Brussels, 03 May 2004
Commission opens proceedings into collective licensing of music copyrights for online use
The European Commission has warned sixteen organisations that collect royalties on behalf of music authors¹ that their so-called Santiago agreement is potentially in breach of European Union competition rules. This is because the cross-licensing arrangements that the collecting societies have between themselves lead to an effective lock up of national territories, transposing into the Internet the national monopolies the societies have traditionally held in the offline world. The Commission believes that there should be competition between collecting societies to the benefit of companies that offer music on the Internet and to consumers that listen to it. This position reflects only a preliminary position of the Commission at this stage and the collecting societies have the right to defend their views in writing and at an oral hearing.
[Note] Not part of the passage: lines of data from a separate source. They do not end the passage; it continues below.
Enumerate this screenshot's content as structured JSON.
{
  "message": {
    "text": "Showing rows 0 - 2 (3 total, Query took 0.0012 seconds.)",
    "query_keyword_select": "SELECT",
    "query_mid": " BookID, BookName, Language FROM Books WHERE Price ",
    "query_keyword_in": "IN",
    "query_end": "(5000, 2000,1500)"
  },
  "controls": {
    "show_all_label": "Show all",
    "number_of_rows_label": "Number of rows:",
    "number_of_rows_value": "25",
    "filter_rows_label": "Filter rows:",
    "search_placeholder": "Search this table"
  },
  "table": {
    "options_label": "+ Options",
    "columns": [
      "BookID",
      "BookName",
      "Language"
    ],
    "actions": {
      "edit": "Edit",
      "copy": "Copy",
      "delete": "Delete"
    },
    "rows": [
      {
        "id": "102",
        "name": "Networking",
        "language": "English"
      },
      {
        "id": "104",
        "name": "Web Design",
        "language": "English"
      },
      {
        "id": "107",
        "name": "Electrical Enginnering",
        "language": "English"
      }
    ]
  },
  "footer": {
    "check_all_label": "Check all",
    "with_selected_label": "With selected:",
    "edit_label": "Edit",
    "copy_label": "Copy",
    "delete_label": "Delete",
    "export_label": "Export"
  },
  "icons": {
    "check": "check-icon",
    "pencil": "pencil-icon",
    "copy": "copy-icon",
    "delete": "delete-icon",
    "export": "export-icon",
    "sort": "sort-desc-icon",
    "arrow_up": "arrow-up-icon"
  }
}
The Santiago Agreement was notified to the Commission in April 2001 by the collecting societies of the UK (PRS), France (SACEM), Germany (GEMA) and the Netherlands (BUMA), which were subsequently joined by all societies in the European Economic Area (except for the Portuguese society SPA) as well as by the Swiss society (SUISA).
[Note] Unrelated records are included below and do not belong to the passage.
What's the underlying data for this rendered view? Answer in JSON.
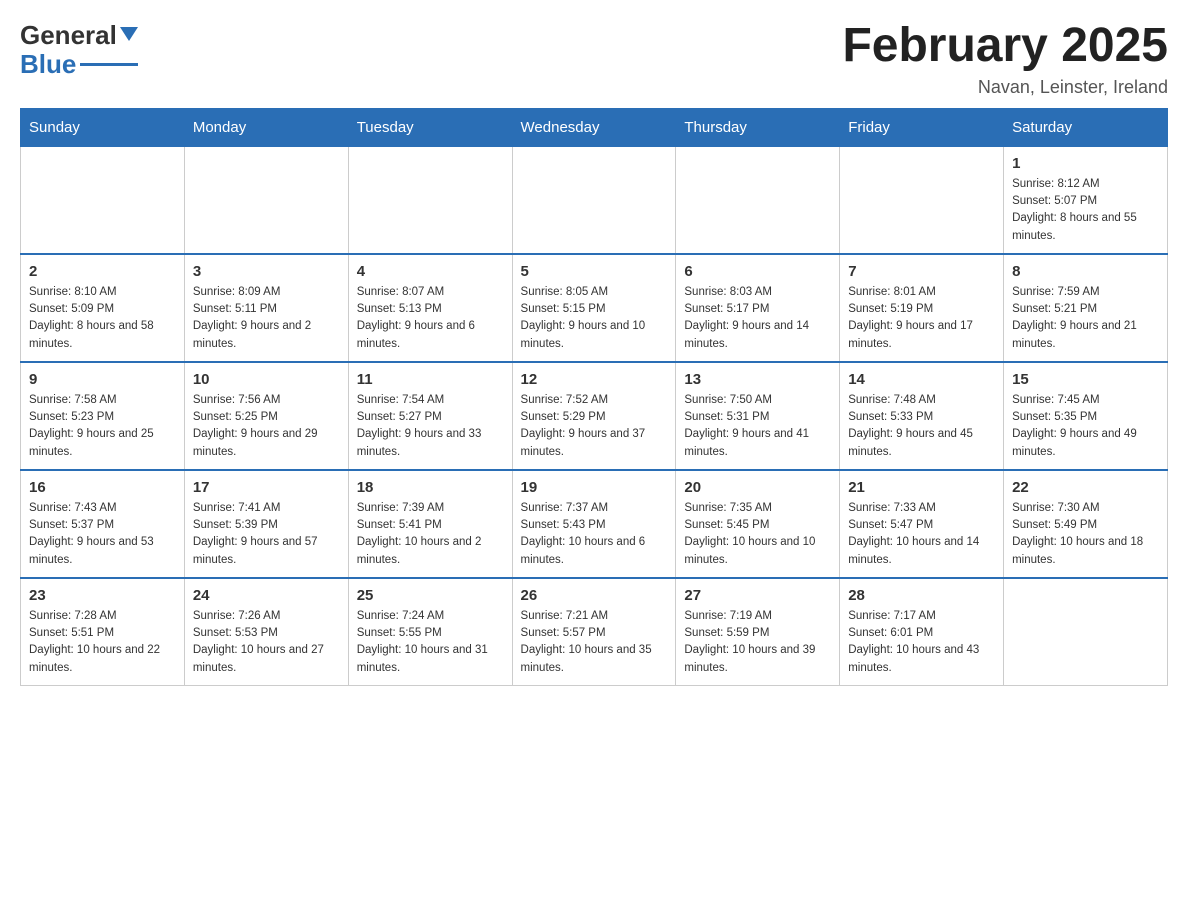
{
  "header": {
    "logo_general": "General",
    "logo_blue": "Blue",
    "month_title": "February 2025",
    "location": "Navan, Leinster, Ireland"
  },
  "days_of_week": [
    "Sunday",
    "Monday",
    "Tuesday",
    "Wednesday",
    "Thursday",
    "Friday",
    "Saturday"
  ],
  "weeks": [
    [
      {
        "day": "",
        "sunrise": "",
        "sunset": "",
        "daylight": ""
      },
      {
        "day": "",
        "sunrise": "",
        "sunset": "",
        "daylight": ""
      },
      {
        "day": "",
        "sunrise": "",
        "sunset": "",
        "daylight": ""
      },
      {
        "day": "",
        "sunrise": "",
        "sunset": "",
        "daylight": ""
      },
      {
        "day": "",
        "sunrise": "",
        "sunset": "",
        "daylight": ""
      },
      {
        "day": "",
        "sunrise": "",
        "sunset": "",
        "daylight": ""
      },
      {
        "day": "1",
        "sunrise": "Sunrise: 8:12 AM",
        "sunset": "Sunset: 5:07 PM",
        "daylight": "Daylight: 8 hours and 55 minutes."
      }
    ],
    [
      {
        "day": "2",
        "sunrise": "Sunrise: 8:10 AM",
        "sunset": "Sunset: 5:09 PM",
        "daylight": "Daylight: 8 hours and 58 minutes."
      },
      {
        "day": "3",
        "sunrise": "Sunrise: 8:09 AM",
        "sunset": "Sunset: 5:11 PM",
        "daylight": "Daylight: 9 hours and 2 minutes."
      },
      {
        "day": "4",
        "sunrise": "Sunrise: 8:07 AM",
        "sunset": "Sunset: 5:13 PM",
        "daylight": "Daylight: 9 hours and 6 minutes."
      },
      {
        "day": "5",
        "sunrise": "Sunrise: 8:05 AM",
        "sunset": "Sunset: 5:15 PM",
        "daylight": "Daylight: 9 hours and 10 minutes."
      },
      {
        "day": "6",
        "sunrise": "Sunrise: 8:03 AM",
        "sunset": "Sunset: 5:17 PM",
        "daylight": "Daylight: 9 hours and 14 minutes."
      },
      {
        "day": "7",
        "sunrise": "Sunrise: 8:01 AM",
        "sunset": "Sunset: 5:19 PM",
        "daylight": "Daylight: 9 hours and 17 minutes."
      },
      {
        "day": "8",
        "sunrise": "Sunrise: 7:59 AM",
        "sunset": "Sunset: 5:21 PM",
        "daylight": "Daylight: 9 hours and 21 minutes."
      }
    ],
    [
      {
        "day": "9",
        "sunrise": "Sunrise: 7:58 AM",
        "sunset": "Sunset: 5:23 PM",
        "daylight": "Daylight: 9 hours and 25 minutes."
      },
      {
        "day": "10",
        "sunrise": "Sunrise: 7:56 AM",
        "sunset": "Sunset: 5:25 PM",
        "daylight": "Daylight: 9 hours and 29 minutes."
      },
      {
        "day": "11",
        "sunrise": "Sunrise: 7:54 AM",
        "sunset": "Sunset: 5:27 PM",
        "daylight": "Daylight: 9 hours and 33 minutes."
      },
      {
        "day": "12",
        "sunrise": "Sunrise: 7:52 AM",
        "sunset": "Sunset: 5:29 PM",
        "daylight": "Daylight: 9 hours and 37 minutes."
      },
      {
        "day": "13",
        "sunrise": "Sunrise: 7:50 AM",
        "sunset": "Sunset: 5:31 PM",
        "daylight": "Daylight: 9 hours and 41 minutes."
      },
      {
        "day": "14",
        "sunrise": "Sunrise: 7:48 AM",
        "sunset": "Sunset: 5:33 PM",
        "daylight": "Daylight: 9 hours and 45 minutes."
      },
      {
        "day": "15",
        "sunrise": "Sunrise: 7:45 AM",
        "sunset": "Sunset: 5:35 PM",
        "daylight": "Daylight: 9 hours and 49 minutes."
      }
    ],
    [
      {
        "day": "16",
        "sunrise": "Sunrise: 7:43 AM",
        "sunset": "Sunset: 5:37 PM",
        "daylight": "Daylight: 9 hours and 53 minutes."
      },
      {
        "day": "17",
        "sunrise": "Sunrise: 7:41 AM",
        "sunset": "Sunset: 5:39 PM",
        "daylight": "Daylight: 9 hours and 57 minutes."
      },
      {
        "day": "18",
        "sunrise": "Sunrise: 7:39 AM",
        "sunset": "Sunset: 5:41 PM",
        "daylight": "Daylight: 10 hours and 2 minutes."
      },
      {
        "day": "19",
        "sunrise": "Sunrise: 7:37 AM",
        "sunset": "Sunset: 5:43 PM",
        "daylight": "Daylight: 10 hours and 6 minutes."
      },
      {
        "day": "20",
        "sunrise": "Sunrise: 7:35 AM",
        "sunset": "Sunset: 5:45 PM",
        "daylight": "Daylight: 10 hours and 10 minutes."
      },
      {
        "day": "21",
        "sunrise": "Sunrise: 7:33 AM",
        "sunset": "Sunset: 5:47 PM",
        "daylight": "Daylight: 10 hours and 14 minutes."
      },
      {
        "day": "22",
        "sunrise": "Sunrise: 7:30 AM",
        "sunset": "Sunset: 5:49 PM",
        "daylight": "Daylight: 10 hours and 18 minutes."
      }
    ],
    [
      {
        "day": "23",
        "sunrise": "Sunrise: 7:28 AM",
        "sunset": "Sunset: 5:51 PM",
        "daylight": "Daylight: 10 hours and 22 minutes."
      },
      {
        "day": "24",
        "sunrise": "Sunrise: 7:26 AM",
        "sunset": "Sunset: 5:53 PM",
        "daylight": "Daylight: 10 hours and 27 minutes."
      },
      {
        "day": "25",
        "sunrise": "Sunrise: 7:24 AM",
        "sunset": "Sunset: 5:55 PM",
        "daylight": "Daylight: 10 hours and 31 minutes."
      },
      {
        "day": "26",
        "sunrise": "Sunrise: 7:21 AM",
        "sunset": "Sunset: 5:57 PM",
        "daylight": "Daylight: 10 hours and 35 minutes."
      },
      {
        "day": "27",
        "sunrise": "Sunrise: 7:19 AM",
        "sunset": "Sunset: 5:59 PM",
        "daylight": "Daylight: 10 hours and 39 minutes."
      },
      {
        "day": "28",
        "sunrise": "Sunrise: 7:17 AM",
        "sunset": "Sunset: 6:01 PM",
        "daylight": "Daylight: 10 hours and 43 minutes."
      },
      {
        "day": "",
        "sunrise": "",
        "sunset": "",
        "daylight": ""
      }
    ]
  ]
}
The purpose of the agreement is to allow each of the participating societies to grant to online commercial users "one-stop shop" copyright licenses which include the music repertoires of all societies and which are valid in all their territories.
The loss of territoriality brought about by the Internet, as well as the digital format of products such as music files, are difficult to reconcile with traditional copyright licensing schemes which are based on purely national procedures. Once uploaded onto the Internet, a musical work will be accessible from virtually anywhere in the world. The traditional licensing framework would require a commercial user wishing to offer to its clients such musical work to obtain a copyright license from every single relevant national society. The Santiago Agreement therefore seeks to adapt the traditional framework to the online world by envisaging the possibility of "one-stop" licenses allowing for the provision of legitimate services such as music "downloading" or "streaming".
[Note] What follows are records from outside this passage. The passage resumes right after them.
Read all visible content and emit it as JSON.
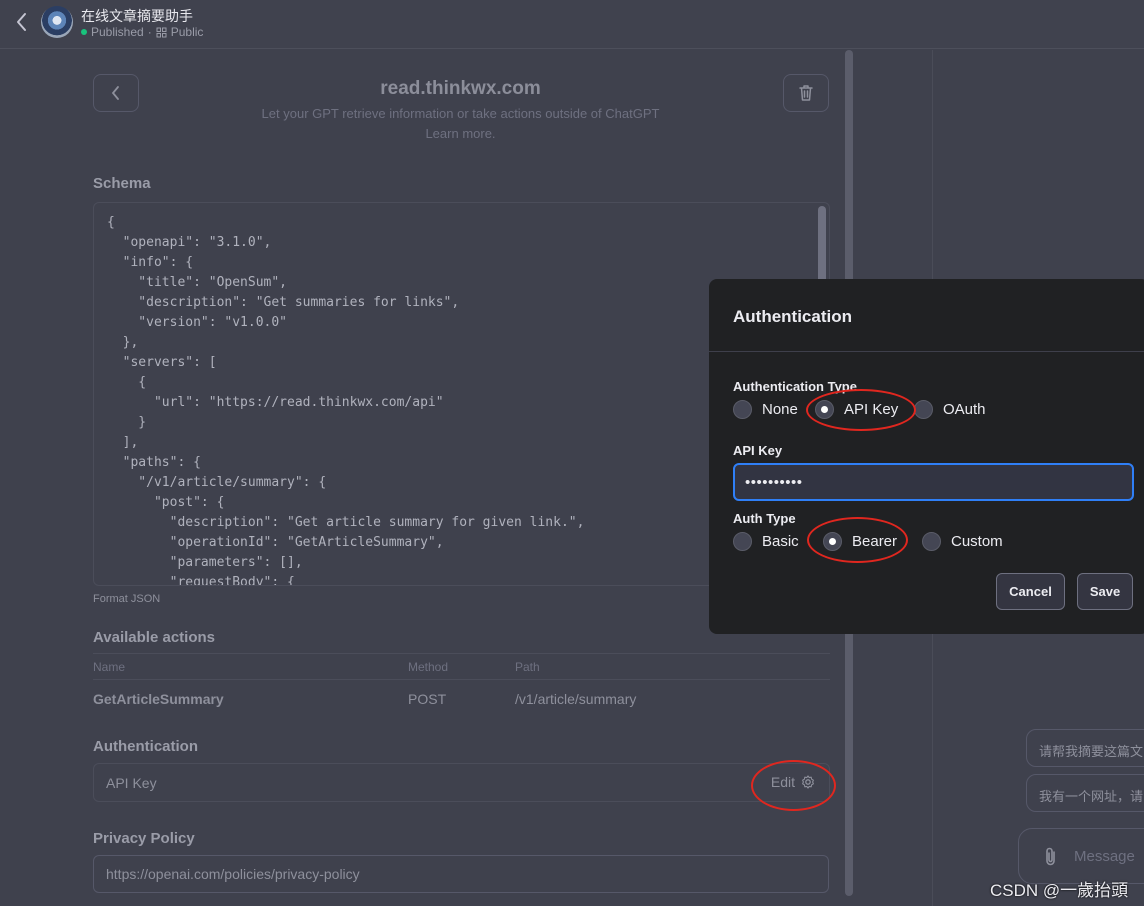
{
  "header": {
    "title": "在线文章摘要助手",
    "status": "Published",
    "separator": "·",
    "visibility": "Public"
  },
  "action_editor": {
    "domain": "read.thinkwx.com",
    "description": "Let your GPT retrieve information or take actions outside of ChatGPT",
    "learn_more": "Learn more.",
    "schema_label": "Schema",
    "schema_text": "{\n  \"openapi\": \"3.1.0\",\n  \"info\": {\n    \"title\": \"OpenSum\",\n    \"description\": \"Get summaries for links\",\n    \"version\": \"v1.0.0\"\n  },\n  \"servers\": [\n    {\n      \"url\": \"https://read.thinkwx.com/api\"\n    }\n  ],\n  \"paths\": {\n    \"/v1/article/summary\": {\n      \"post\": {\n        \"description\": \"Get article summary for given link.\",\n        \"operationId\": \"GetArticleSummary\",\n        \"parameters\": [],\n        \"requestBody\": {",
    "format_json": "Format JSON",
    "available_actions_label": "Available actions",
    "columns": [
      "Name",
      "Method",
      "Path"
    ],
    "actions": [
      {
        "name": "GetArticleSummary",
        "method": "POST",
        "path": "/v1/article/summary"
      }
    ],
    "authentication_label": "Authentication",
    "authentication_value": "API Key",
    "edit_label": "Edit",
    "privacy_label": "Privacy Policy",
    "privacy_url": "https://openai.com/policies/privacy-policy"
  },
  "preview": {
    "suggestions": [
      "请帮我摘要这篇文",
      "我有一个网址，请"
    ],
    "composer_placeholder": "Message"
  },
  "watermark": "CSDN @一歲抬頭",
  "auth_modal": {
    "title": "Authentication",
    "auth_type_label": "Authentication Type",
    "auth_types": [
      "None",
      "API Key",
      "OAuth"
    ],
    "auth_type_selected": "API Key",
    "api_key_label": "API Key",
    "api_key_value": "••••••••••",
    "sub_type_label": "Auth Type",
    "sub_types": [
      "Basic",
      "Bearer",
      "Custom"
    ],
    "sub_type_selected": "Bearer",
    "cancel_label": "Cancel",
    "save_label": "Save"
  },
  "colors": {
    "background": "#3f414d",
    "modal_background": "#202123",
    "focus_border": "#2f7ff7",
    "annotation_red": "#e0271f",
    "published_dot": "#19c37d"
  }
}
The Commission strongly supports the "one-stop shop" principle for online licensing enshrined in the Santiago Agreement and fully acknowledges the need to ensure adequate copyright protection and enforcement, as clearly expressed in the Commission Decision of 8.10.2002 concerning the IFPI Simulcasting case².
However, the Commission also considers that such crucial developments in online-related activities must be accompanied by an increasing freedom of choice by consumers and commercial users throughout Europe as regards their service providers, such as to achieve a genuine European single market.
The structure put in place by the parties to the Santiago Agreement results in commercial users being limited in their choice to the monopolistic collecting society established in their own Member State.
Recent history in the field of collective management of copyrights shows that the traditional monopolistic structure which has so far existed in Europe at national level is not required in order to safeguard the interests of right-holders in the online world. The Commission exempted in 2002 the IFPI Simulcasting agreement which established pan-European licensing without imposing territorial exclusivity. In this case, TV and radio broadcasters will be able to get a license from any of the collecting societies located in the EEA in order to simultaneously transmit their music broadcasts via the Internet. The freedom of choice at the disposal of broadcasters means that they will be able to choose the most efficient society in Europe for the delivery of the license. Furthermore, the record producers' collecting societies also announced in 2003 the conclusion of a standard agreement for the purposes of Webcasting³ licensing, pursuant to which commercial users will similarly enjoy freedom of choice as regards the licensor society in Europe.
The lack of competition between national collecting societies in Europe hampers the achievement of a genuine single market in the field of copyright management services and may result in unjustified inefficiencies as regards the offer of online music services, to the ultimate detriment of consumers. The Commission considers that the territorial exclusivity afforded by the Santiago Agreement to each of the participating societies is not justified by technical reasons and is irreconcilable with the world-wide reach of the Internet.
The Commission will examine carefully and with an open mind any proposals that the collecting societies may submit to render the current arrangements compatible with European competition law. The sending of a Statement of Objections does not prejudge the final outcome of the investigation and respects the rights of the notifying parties and other interested parties to be heard.
The collecting societies have two and a half months to reply to the Commission's objections. They can also request a hearing at which it would be able to submit their arguments directly to the representatives of the national competition authorities.
¹ Music authors are lyrics writers and music composers NOT the recording companies, which have their own collecting societies
² The IFPI Simulcasting concerned the collecting societies of the recording companies and the simultaneous broadcasting by TV and radio operators via the traditional way (hertzian wave, cable, satellite, etc) as well as the Internet. See Press Release IP/02/1436 of 08 October 2002, case COMP/C2/38.014 IFPI Simulcasting, decision of 8 October 2002, OJ L107 (30.04.2003) p. 58.
³ Webcasting is the broadcasting of TV/radio programmes via the Internet only